The brilliance of Mozart’s concept is rendered apparent only in the hands of expert performers. Maestro Alain Trudel allowed each voice within the orchestra to have its say, while keeping the texture interesting. The coordination and precision could only have been achieved through great cooperative efforts of conductor and orchestra members.

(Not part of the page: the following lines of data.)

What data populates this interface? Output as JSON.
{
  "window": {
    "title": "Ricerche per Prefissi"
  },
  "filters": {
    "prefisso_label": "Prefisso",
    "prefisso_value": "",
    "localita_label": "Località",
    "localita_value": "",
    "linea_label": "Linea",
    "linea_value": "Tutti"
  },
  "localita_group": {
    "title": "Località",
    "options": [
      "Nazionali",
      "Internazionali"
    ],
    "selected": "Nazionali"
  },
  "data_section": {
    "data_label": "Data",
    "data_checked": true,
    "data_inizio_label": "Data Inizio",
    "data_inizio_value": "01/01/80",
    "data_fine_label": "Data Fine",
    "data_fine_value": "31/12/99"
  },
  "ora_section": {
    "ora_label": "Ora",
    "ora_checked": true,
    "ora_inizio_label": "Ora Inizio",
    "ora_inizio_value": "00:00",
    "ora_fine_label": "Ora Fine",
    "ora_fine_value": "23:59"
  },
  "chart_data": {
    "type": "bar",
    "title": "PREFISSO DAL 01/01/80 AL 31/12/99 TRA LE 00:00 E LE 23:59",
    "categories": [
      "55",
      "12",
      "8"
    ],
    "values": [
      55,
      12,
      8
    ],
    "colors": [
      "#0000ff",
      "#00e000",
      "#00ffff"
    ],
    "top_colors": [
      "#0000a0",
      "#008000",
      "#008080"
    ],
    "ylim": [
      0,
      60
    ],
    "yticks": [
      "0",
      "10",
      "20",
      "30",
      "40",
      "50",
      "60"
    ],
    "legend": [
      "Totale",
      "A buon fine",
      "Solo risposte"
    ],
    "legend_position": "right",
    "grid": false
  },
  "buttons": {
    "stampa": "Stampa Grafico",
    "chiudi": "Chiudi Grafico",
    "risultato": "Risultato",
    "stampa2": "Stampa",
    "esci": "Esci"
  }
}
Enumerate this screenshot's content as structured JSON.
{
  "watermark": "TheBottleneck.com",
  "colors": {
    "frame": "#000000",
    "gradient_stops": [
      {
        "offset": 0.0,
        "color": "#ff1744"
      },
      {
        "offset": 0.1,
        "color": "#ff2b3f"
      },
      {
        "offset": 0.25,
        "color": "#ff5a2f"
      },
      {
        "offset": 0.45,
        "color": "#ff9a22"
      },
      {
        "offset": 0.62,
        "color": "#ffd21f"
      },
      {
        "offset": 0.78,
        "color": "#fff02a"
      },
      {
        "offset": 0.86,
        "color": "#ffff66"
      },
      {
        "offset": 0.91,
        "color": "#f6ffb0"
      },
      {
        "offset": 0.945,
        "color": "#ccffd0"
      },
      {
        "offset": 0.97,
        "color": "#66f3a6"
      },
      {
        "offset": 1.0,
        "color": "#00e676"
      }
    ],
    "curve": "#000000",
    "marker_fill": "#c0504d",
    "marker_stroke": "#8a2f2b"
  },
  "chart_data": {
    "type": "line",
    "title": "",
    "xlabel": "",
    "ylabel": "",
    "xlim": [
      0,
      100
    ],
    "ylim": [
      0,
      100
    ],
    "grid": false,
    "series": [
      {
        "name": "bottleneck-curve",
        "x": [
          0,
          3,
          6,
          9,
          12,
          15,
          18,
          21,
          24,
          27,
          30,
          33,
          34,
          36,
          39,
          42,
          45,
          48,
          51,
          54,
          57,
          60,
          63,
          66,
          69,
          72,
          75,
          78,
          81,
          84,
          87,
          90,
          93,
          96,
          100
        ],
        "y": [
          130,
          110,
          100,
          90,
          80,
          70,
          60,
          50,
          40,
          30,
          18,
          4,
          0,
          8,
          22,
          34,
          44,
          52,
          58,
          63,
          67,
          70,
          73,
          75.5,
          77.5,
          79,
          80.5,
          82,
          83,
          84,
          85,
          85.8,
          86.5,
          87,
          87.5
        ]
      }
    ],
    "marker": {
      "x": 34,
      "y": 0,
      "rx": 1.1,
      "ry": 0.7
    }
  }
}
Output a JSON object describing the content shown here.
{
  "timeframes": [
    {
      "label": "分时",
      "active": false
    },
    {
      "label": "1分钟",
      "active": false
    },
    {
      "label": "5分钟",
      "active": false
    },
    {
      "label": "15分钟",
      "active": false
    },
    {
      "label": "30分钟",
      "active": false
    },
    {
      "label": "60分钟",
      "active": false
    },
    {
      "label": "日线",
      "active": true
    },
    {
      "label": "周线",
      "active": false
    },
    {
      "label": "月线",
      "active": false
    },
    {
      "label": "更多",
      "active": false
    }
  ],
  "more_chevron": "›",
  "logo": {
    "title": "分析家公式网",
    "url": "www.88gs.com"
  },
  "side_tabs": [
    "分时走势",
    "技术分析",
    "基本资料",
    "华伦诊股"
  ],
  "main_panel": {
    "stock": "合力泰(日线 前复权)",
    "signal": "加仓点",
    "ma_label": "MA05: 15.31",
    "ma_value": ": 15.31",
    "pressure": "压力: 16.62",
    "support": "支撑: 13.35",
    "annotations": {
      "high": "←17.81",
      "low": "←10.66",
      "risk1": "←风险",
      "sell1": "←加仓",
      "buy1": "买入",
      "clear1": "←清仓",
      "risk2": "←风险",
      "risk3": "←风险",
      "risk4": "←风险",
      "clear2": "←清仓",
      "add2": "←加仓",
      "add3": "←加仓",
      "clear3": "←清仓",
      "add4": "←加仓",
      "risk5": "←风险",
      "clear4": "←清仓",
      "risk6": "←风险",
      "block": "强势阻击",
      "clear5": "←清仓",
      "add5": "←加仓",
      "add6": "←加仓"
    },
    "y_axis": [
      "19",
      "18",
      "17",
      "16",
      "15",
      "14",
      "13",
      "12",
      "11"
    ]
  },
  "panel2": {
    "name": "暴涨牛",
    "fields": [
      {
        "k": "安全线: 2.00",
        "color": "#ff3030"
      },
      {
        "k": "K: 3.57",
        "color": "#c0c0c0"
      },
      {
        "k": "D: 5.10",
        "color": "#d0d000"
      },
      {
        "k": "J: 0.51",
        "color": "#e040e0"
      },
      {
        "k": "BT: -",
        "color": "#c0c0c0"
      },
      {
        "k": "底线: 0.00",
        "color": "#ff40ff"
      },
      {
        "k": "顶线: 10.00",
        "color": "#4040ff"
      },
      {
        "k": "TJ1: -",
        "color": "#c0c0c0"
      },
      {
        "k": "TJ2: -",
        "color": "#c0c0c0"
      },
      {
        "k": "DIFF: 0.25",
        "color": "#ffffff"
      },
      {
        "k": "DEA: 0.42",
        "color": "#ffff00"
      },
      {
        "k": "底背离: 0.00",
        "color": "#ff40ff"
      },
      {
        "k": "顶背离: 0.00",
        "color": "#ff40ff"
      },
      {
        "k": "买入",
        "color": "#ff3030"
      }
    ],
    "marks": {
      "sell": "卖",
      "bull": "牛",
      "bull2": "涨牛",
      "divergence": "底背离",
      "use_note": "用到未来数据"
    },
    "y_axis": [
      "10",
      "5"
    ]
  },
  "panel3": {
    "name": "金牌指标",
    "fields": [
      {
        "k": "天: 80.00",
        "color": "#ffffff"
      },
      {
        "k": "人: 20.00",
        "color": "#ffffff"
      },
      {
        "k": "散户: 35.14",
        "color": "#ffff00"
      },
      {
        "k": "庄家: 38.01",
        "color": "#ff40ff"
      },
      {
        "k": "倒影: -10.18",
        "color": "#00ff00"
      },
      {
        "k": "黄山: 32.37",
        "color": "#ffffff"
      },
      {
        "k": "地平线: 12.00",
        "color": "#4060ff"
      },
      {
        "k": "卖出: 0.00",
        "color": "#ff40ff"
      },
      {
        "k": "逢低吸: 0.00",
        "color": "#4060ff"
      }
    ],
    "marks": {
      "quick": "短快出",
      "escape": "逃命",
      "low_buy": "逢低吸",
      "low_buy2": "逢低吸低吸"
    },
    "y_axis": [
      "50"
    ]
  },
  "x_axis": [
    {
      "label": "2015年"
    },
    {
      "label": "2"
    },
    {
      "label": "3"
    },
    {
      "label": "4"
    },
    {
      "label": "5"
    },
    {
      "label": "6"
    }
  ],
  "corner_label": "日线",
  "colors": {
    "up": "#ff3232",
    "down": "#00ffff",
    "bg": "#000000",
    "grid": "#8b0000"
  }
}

In spite of the controversies surrounding the true history of the composition of the Requiem Mass in D minor Op. 626, or perhaps because of the uncertainty, this piece of music remains a beloved artifact from Mozart’s catalogue of works. Mozart completed the “Introitus: Requiem aeternam”; Mozart completed the vocal parts and continuo for the “Kyrie” and “Sequentia.” From this point onward, other hands, most notably those of Franz Xaver Süssmayr, were involved in the completion of this last composition of Mozart. Whatever the facts are, the Requiem is significant as a late eighteenth century musical document.

Here, as in the “Jupiter,” effective leadership is the key to an outstanding performance. Alain Trudel kept a fine balance among the various forces required called upon – the Amabile Chamber Choir, under the direction of Carol Beynon and Brenda Zadorsky was robust and intensely committed to fulfilling their role; the four soloists, Frédérique Vézina, soprano, Sophie Louise Roland, mezzo-soprano, Isaiah Bell, tenor, and Theodore Baerg, bass, performed with the warmth and devotion called for in the score. The orchestra was majestic in its embrace of the music. The winds and brass sections were forces of nature, bringing out an assortment of colors; the strings, under Joseph Lanza’s obvious enthusiasm, as he positively danced in his seat, rounded out the drama.

(Out of 4 Stars)

Renée Silberman is an essayist on topics of musical interest who has authored program notes for performances in concert halls in Canada and the U.S. She is the founder of the Serenata Music Series.